He said: "Go as fast as you can!"
Do you have a favourite watch?
Yes, the watch I’m wearing is my favourite [Cosmograph Daytona], its very sporty and light, so it is great for riding. I’ve always liked Rolex watches; my dad had a very special Rolex. Then we went to all of these Rolex shows, so I always admired the brand. I am extremely happy and proud to be a member of the Rolex family at such a young age. My friends from school, who have nothing to do with riding, were the first ones I told when I became a Rolex Testimonee, I contacted them to tell them how amazing it was.
You're close friends with Rolex Testimonee Steve Guerdat. Could you tell us about your dynamic and how you find competing against each other?
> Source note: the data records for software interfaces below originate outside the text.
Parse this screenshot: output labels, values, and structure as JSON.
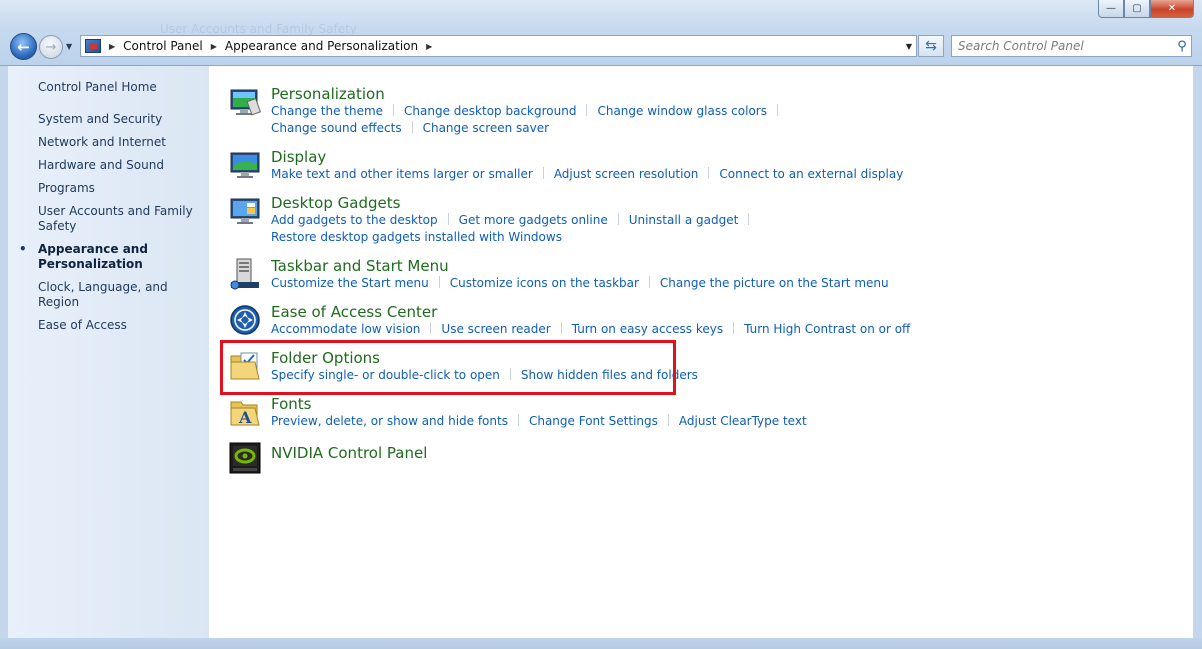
{
  "window": {
    "ghost_title": "User Accounts and Family Safety",
    "minimize": "—",
    "maximize": "▢",
    "close": "✕"
  },
  "address": {
    "crumbs": [
      "Control Panel",
      "Appearance and Personalization"
    ]
  },
  "search": {
    "placeholder": "Search Control Panel"
  },
  "sidebar": {
    "home": "Control Panel Home",
    "items": [
      {
        "label": "System and Security"
      },
      {
        "label": "Network and Internet"
      },
      {
        "label": "Hardware and Sound"
      },
      {
        "label": "Programs"
      },
      {
        "label": "User Accounts and Family Safety"
      },
      {
        "label": "Appearance and Personalization",
        "active": true
      },
      {
        "label": "Clock, Language, and Region"
      },
      {
        "label": "Ease of Access"
      }
    ]
  },
  "categories": [
    {
      "title": "Personalization",
      "icon": "personalization-icon",
      "links": [
        [
          "Change the theme",
          "Change desktop background",
          "Change window glass colors"
        ],
        [
          "Change sound effects",
          "Change screen saver"
        ]
      ]
    },
    {
      "title": "Display",
      "icon": "display-icon",
      "links": [
        [
          "Make text and other items larger or smaller",
          "Adjust screen resolution",
          "Connect to an external display"
        ]
      ]
    },
    {
      "title": "Desktop Gadgets",
      "icon": "gadgets-icon",
      "links": [
        [
          "Add gadgets to the desktop",
          "Get more gadgets online",
          "Uninstall a gadget"
        ],
        [
          "Restore desktop gadgets installed with Windows"
        ]
      ]
    },
    {
      "title": "Taskbar and Start Menu",
      "icon": "taskbar-icon",
      "links": [
        [
          "Customize the Start menu",
          "Customize icons on the taskbar",
          "Change the picture on the Start menu"
        ]
      ]
    },
    {
      "title": "Ease of Access Center",
      "icon": "ease-of-access-icon",
      "links": [
        [
          "Accommodate low vision",
          "Use screen reader",
          "Turn on easy access keys",
          "Turn High Contrast on or off"
        ]
      ]
    },
    {
      "title": "Folder Options",
      "icon": "folder-options-icon",
      "links": [
        [
          "Specify single- or double-click to open",
          "Show hidden files and folders"
        ]
      ]
    },
    {
      "title": "Fonts",
      "icon": "fonts-icon",
      "links": [
        [
          "Preview, delete, or show and hide fonts",
          "Change Font Settings",
          "Adjust ClearType text"
        ]
      ]
    },
    {
      "title": "NVIDIA Control Panel",
      "icon": "nvidia-icon",
      "links": []
    }
  ],
  "colors": {
    "category_title": "#1e6b1e",
    "link": "#0e5db6",
    "highlight_box": "#e0101f"
  }
}
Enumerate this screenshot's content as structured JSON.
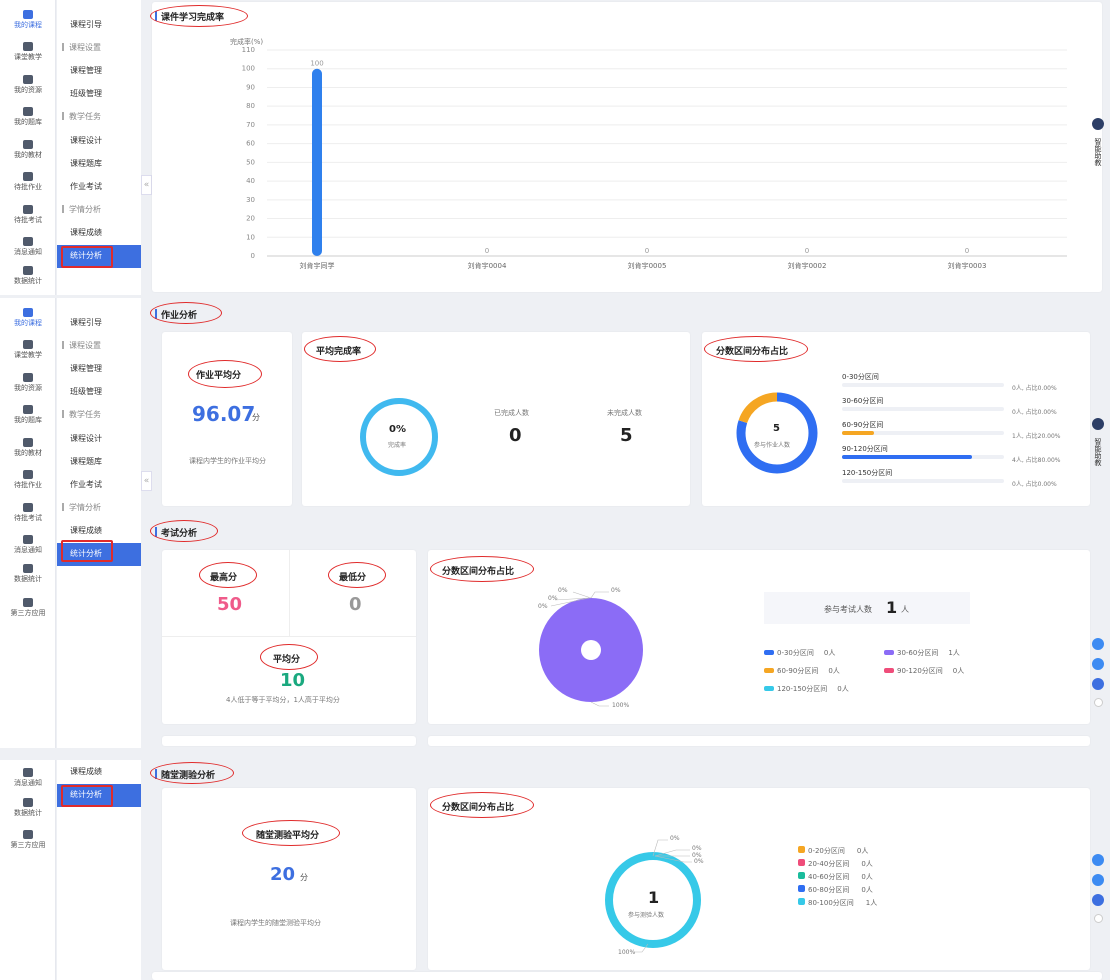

I’ve known Steve for such a long time, since our parents competed together. His dad was a horseback rider and both of my parents were doing Nations Cups together. I’ve known Steve since I competed in the Junior and Young Rider championships, obviously I was much younger, as Steve is 10 years older than me. I was always a huge fan of his, I used to watch him ride and walk the courses with him. He moved away to Holland for a while, and when he came back to Switzerland, he asked my dad for help, he asked him to train him, and since then we have become really close. Steve has spent a lot of time at my parent's house, we spent a lot of time at my home together and now we have lived eight kilometres apart for the last two years, so we are basically neighbours, and we see each other at least once a week. At the end of the day, you just go into the ring and you want to do the best that you can, you want to win, obviously you don’t want to be beaten by anyone. But we are always happy for each other, and its great to have Steve as a teammate for the European championships; to be able to support and help the Swiss team is great, we are able to spur each other on.